But now I think I am getting there. I am not “cured” (I think I’ll always be a dieter inside but trying to ignore that nagging voice) but I am feeling more comfortable, both physically but probably more important mentally and emotionally. I think I have managed, most of the time, to put food in its place, to not obsess, to think about other more important things but like many people who have given up smoking there is always a temptation, a pull back towards these habits, these behaviours that have filled so much of my adult life. I think I will have to continue being vigilant, maybe forever, but I can live with that as it’s such a watered-down version of what I have been doing.
I’ve been reading about shame and a lot of what I read focusses on body image, how we see ourselves, and beat ourselves up because we don’t measure up to the perfect images in the media. The messages are (and always have been the same): it’s not the images, the body shapes and sizes they portray, that are wrong, it’s us that are wrong for not fitting into that image. Now if we’d only spend money on the latest diet book, follow the latest trend, we could look like those impossible airbrushed images and it’s only down to our laziness or greed that we are not able to do that.

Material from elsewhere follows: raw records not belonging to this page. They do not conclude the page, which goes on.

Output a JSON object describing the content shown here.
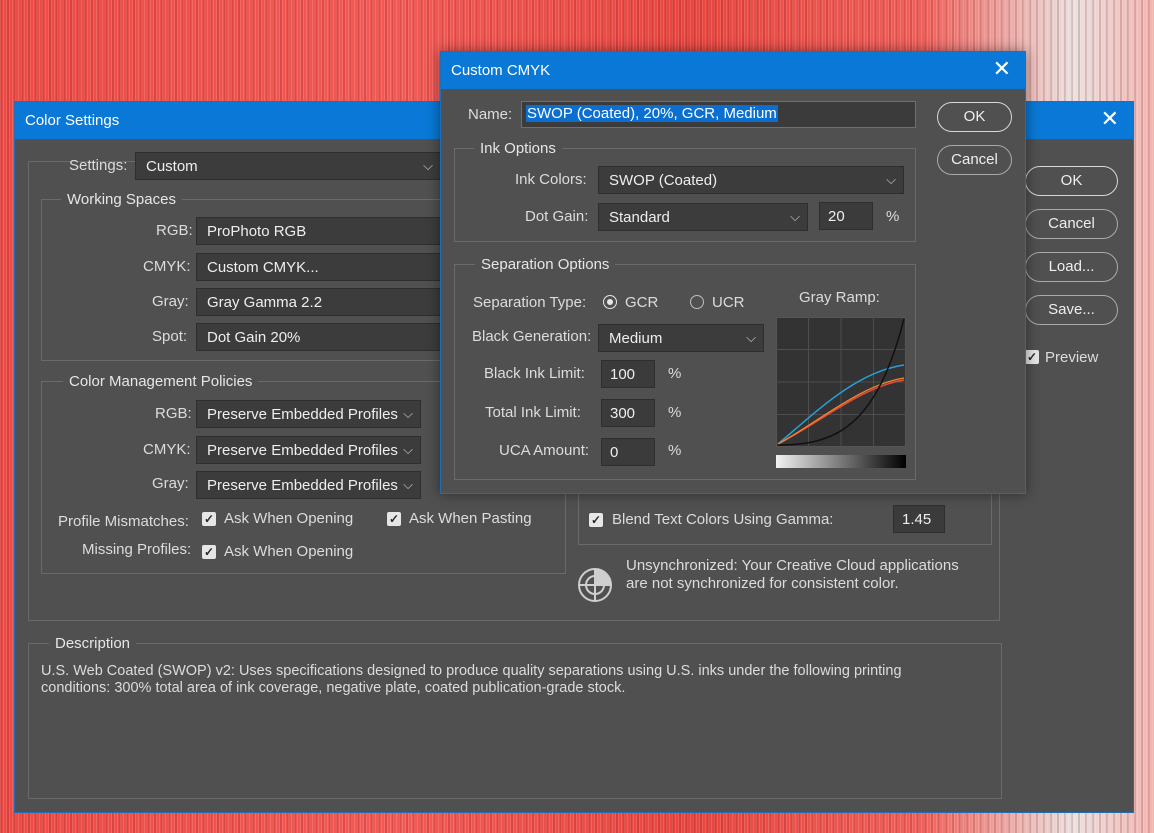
{
  "main": {
    "title": "Color Settings",
    "settings_label": "Settings:",
    "settings_value": "Custom",
    "working_spaces": {
      "title": "Working Spaces",
      "rgb_label": "RGB:",
      "rgb_value": "ProPhoto RGB",
      "cmyk_label": "CMYK:",
      "cmyk_value": "Custom CMYK...",
      "gray_label": "Gray:",
      "gray_value": "Gray Gamma 2.2",
      "spot_label": "Spot:",
      "spot_value": "Dot Gain 20%"
    },
    "policies": {
      "title": "Color Management Policies",
      "rgb_label": "RGB:",
      "rgb_value": "Preserve Embedded Profiles",
      "cmyk_label": "CMYK:",
      "cmyk_value": "Preserve Embedded Profiles",
      "gray_label": "Gray:",
      "gray_value": "Preserve Embedded Profiles",
      "mismatches_label": "Profile Mismatches:",
      "ask_opening": "Ask When Opening",
      "ask_pasting": "Ask When Pasting",
      "missing_label": "Missing Profiles:",
      "ask_opening_missing": "Ask When Opening"
    },
    "blend_text": {
      "label": "Blend Text Colors Using Gamma:",
      "value": "1.45"
    },
    "sync_line1": "Unsynchronized: Your Creative Cloud applications",
    "sync_line2": "are not synchronized for consistent color.",
    "description": {
      "title": "Description",
      "line1": "U.S. Web Coated (SWOP) v2:  Uses specifications designed to produce quality separations using U.S. inks under the following printing",
      "line2": "conditions: 300% total area of ink coverage, negative plate, coated publication-grade stock."
    },
    "buttons": {
      "ok": "OK",
      "cancel": "Cancel",
      "load": "Load...",
      "save": "Save...",
      "preview": "Preview"
    },
    "close_glyph": "✕"
  },
  "cmyk": {
    "title": "Custom CMYK",
    "close_glyph": "✕",
    "name_label": "Name:",
    "name_value": "SWOP (Coated), 20%, GCR, Medium",
    "ok": "OK",
    "cancel": "Cancel",
    "ink_options": {
      "title": "Ink Options",
      "ink_colors_label": "Ink Colors:",
      "ink_colors_value": "SWOP (Coated)",
      "dot_gain_label": "Dot Gain:",
      "dot_gain_value": "Standard",
      "dot_gain_amount": "20",
      "percent": "%"
    },
    "separation": {
      "title": "Separation Options",
      "type_label": "Separation Type:",
      "gcr": "GCR",
      "ucr": "UCR",
      "black_gen_label": "Black Generation:",
      "black_gen_value": "Medium",
      "black_ink_label": "Black Ink Limit:",
      "black_ink_value": "100",
      "total_ink_label": "Total Ink Limit:",
      "total_ink_value": "300",
      "uca_label": "UCA Amount:",
      "uca_value": "0",
      "percent": "%",
      "gray_ramp_label": "Gray Ramp:"
    }
  },
  "colors": {
    "title_bar": "#0a78d6",
    "panel": "#505050",
    "cyan_curve": "#27a0d8",
    "orange_curve": "#f08a2a",
    "red_curve": "#e84b3c"
  }
}
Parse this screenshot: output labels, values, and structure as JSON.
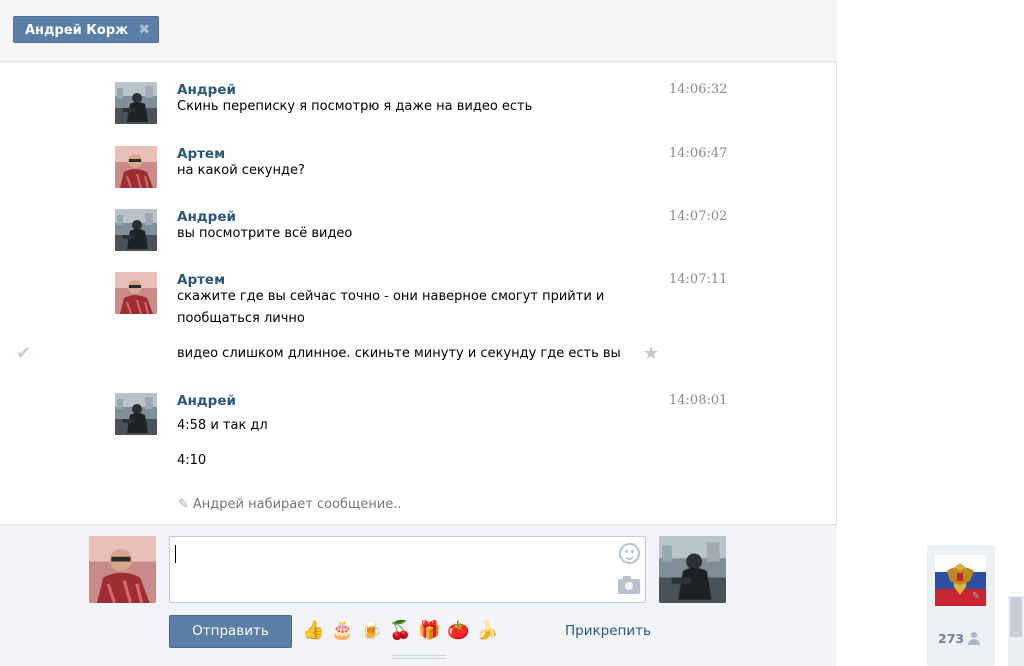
{
  "chat": {
    "tab_label": "Андрей Корж",
    "tab_close": "✖"
  },
  "messages": [
    {
      "author": "Андрей",
      "time": "14:06:32",
      "lines": [
        "Скинь переписку я посмотрю я даже на видео есть"
      ]
    },
    {
      "author": "Артем",
      "time": "14:06:47",
      "lines": [
        "на какой секунде?"
      ]
    },
    {
      "author": "Андрей",
      "time": "14:07:02",
      "lines": [
        "вы посмотрите всё видео"
      ]
    },
    {
      "author": "Артем",
      "time": "14:07:11",
      "lines": [
        "скажите где вы сейчас точно - они наверное смогут прийти и",
        "пообщаться лично",
        "видео слишком длинное. скиньте минуту и секунду где есть вы"
      ]
    },
    {
      "author": "Андрей",
      "time": "14:08:01",
      "lines": [
        "4:58 и так дл",
        "4:10"
      ]
    }
  ],
  "icons": {
    "check": "✔",
    "star": "★",
    "pencil": "✎",
    "edit": "✎"
  },
  "typing": {
    "text": "Андрей набирает сообщение.."
  },
  "composer": {
    "send_label": "Отправить",
    "attach_label": "Прикрепить",
    "input_value": "",
    "emoji": [
      "👍",
      "🎂",
      "🍺",
      "🍒",
      "🎁",
      "🍅",
      "🍌"
    ]
  },
  "sidebar": {
    "friend_count": "273"
  },
  "colors": {
    "accent": "#5b7fa6",
    "author": "#2b587a",
    "time": "#8a8a8a"
  }
}
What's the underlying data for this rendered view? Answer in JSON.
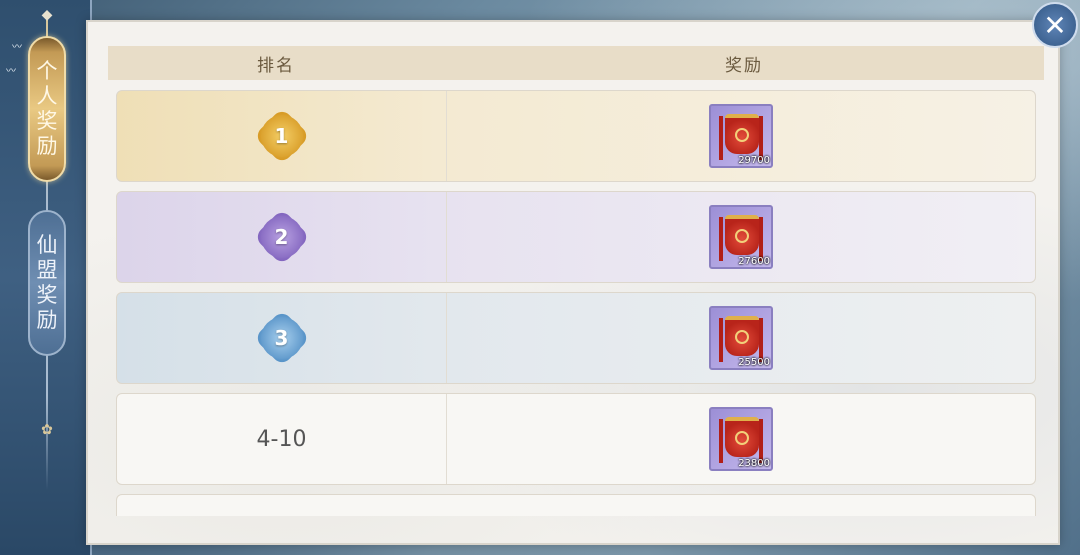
{
  "nav": {
    "tabs": [
      {
        "chars": [
          "个",
          "人",
          "奖",
          "励"
        ],
        "active": true
      },
      {
        "chars": [
          "仙",
          "盟",
          "奖",
          "励"
        ],
        "active": false
      }
    ]
  },
  "table": {
    "headers": {
      "rank": "排名",
      "reward": "奖励"
    },
    "rows": [
      {
        "rank": "1",
        "medal": "gold",
        "reward_count": "29700",
        "reward_icon": "red-banner-icon"
      },
      {
        "rank": "2",
        "medal": "purple",
        "reward_count": "27600",
        "reward_icon": "red-banner-icon"
      },
      {
        "rank": "3",
        "medal": "blue",
        "reward_count": "25500",
        "reward_icon": "red-banner-icon"
      },
      {
        "rank": "4-10",
        "medal": "none",
        "reward_count": "23800",
        "reward_icon": "red-banner-icon"
      }
    ]
  },
  "close": {
    "icon": "close-icon",
    "glyph": "✕"
  },
  "colors": {
    "gold_medal": "#d89c27",
    "purple_medal": "#8467c0",
    "blue_medal": "#5a95c9",
    "header_bg": "#e8ddc8",
    "active_tab": "#e9c983",
    "inactive_tab": "#6f8eb2"
  }
}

Now as a woman who has spent her whole life living with a message of what is missing in my life I find this ridiculous but, of course, ridiculous for everyone else rather than me. I could spend the rest of my life beating myself up, wondering why I don’t look like Helen Mirren in a bikini but this is just repeating my go-to message: there is something wrong with me. But what happens if I throw out that message, what happens if I focus on all the things I am rather than all the things that I am not? I know it’s easier said etc but I have do something different, more sensible than I have been doing so far. I don’t want to just ignore the bits I like, but rather focus on what is good, what I like, I want to give up my focus on the negative which seems to impact on virtually, no, come to think of it, it impacts on every part of my life: me, my children, my partner, my home, my work etc etc It needs to stop, I need to stop, enough.

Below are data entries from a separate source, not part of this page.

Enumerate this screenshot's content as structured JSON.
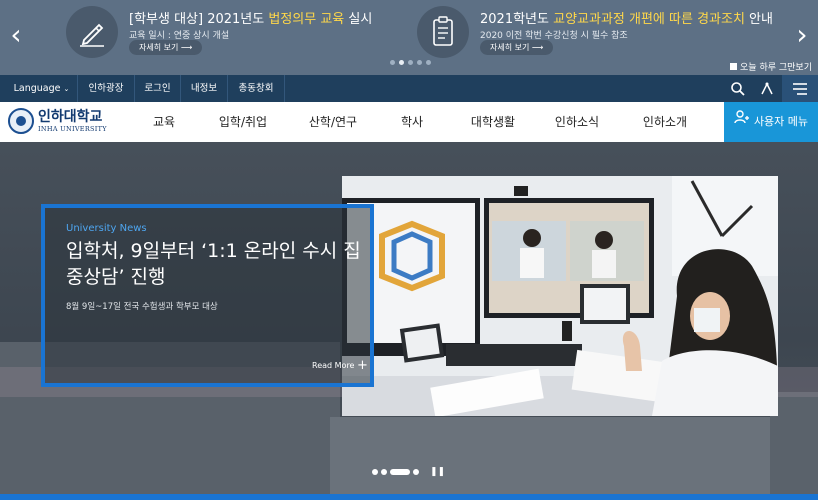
{
  "notice": {
    "items": [
      {
        "prefix": "[학부생 대상] 2021년도 ",
        "highlight": "법정의무 교육",
        "suffix": " 실시",
        "sub": "교육 일시 : 연중 상시 개설",
        "more": "자세히 보기"
      },
      {
        "prefix": "2021학년도 ",
        "highlight": "교양교과과정 개편에 따른 경과조치",
        "suffix": " 안내",
        "sub": "2020 이전 학번 수강신청 시 필수 참조",
        "more": "자세히 보기"
      }
    ],
    "prev_icon": "‹",
    "next_icon": "›",
    "today_close": "오늘 하루 그만보기"
  },
  "util_nav": {
    "items": [
      "Language",
      "인하광장",
      "로그인",
      "내정보",
      "총동창회"
    ],
    "icons": [
      "search-icon",
      "sitemap-icon",
      "menu-icon"
    ]
  },
  "logo": {
    "name": "인하대학교",
    "sub": "INHA UNIVERSITY"
  },
  "gnb": {
    "items": [
      "교육",
      "입학/취업",
      "산학/연구",
      "학사",
      "대학생활",
      "인하소식",
      "인하소개"
    ],
    "user_menu": "사용자 메뉴"
  },
  "hero": {
    "label": "University News",
    "title": "입학처, 9일부터 ‘1:1 온라인 수시 집중상담’ 진행",
    "sub": "8월 9일~17일 전국 수험생과 학부모 대상",
    "read_more": "Read More"
  },
  "colors": {
    "accent": "#1996d8",
    "navy": "#1f3f5d",
    "highlight": "#ffd84a",
    "frame": "#1a74d2"
  }
}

So I am perfectly imperfect: I am good enough, I fit just right in this world, and won’t hear anything else.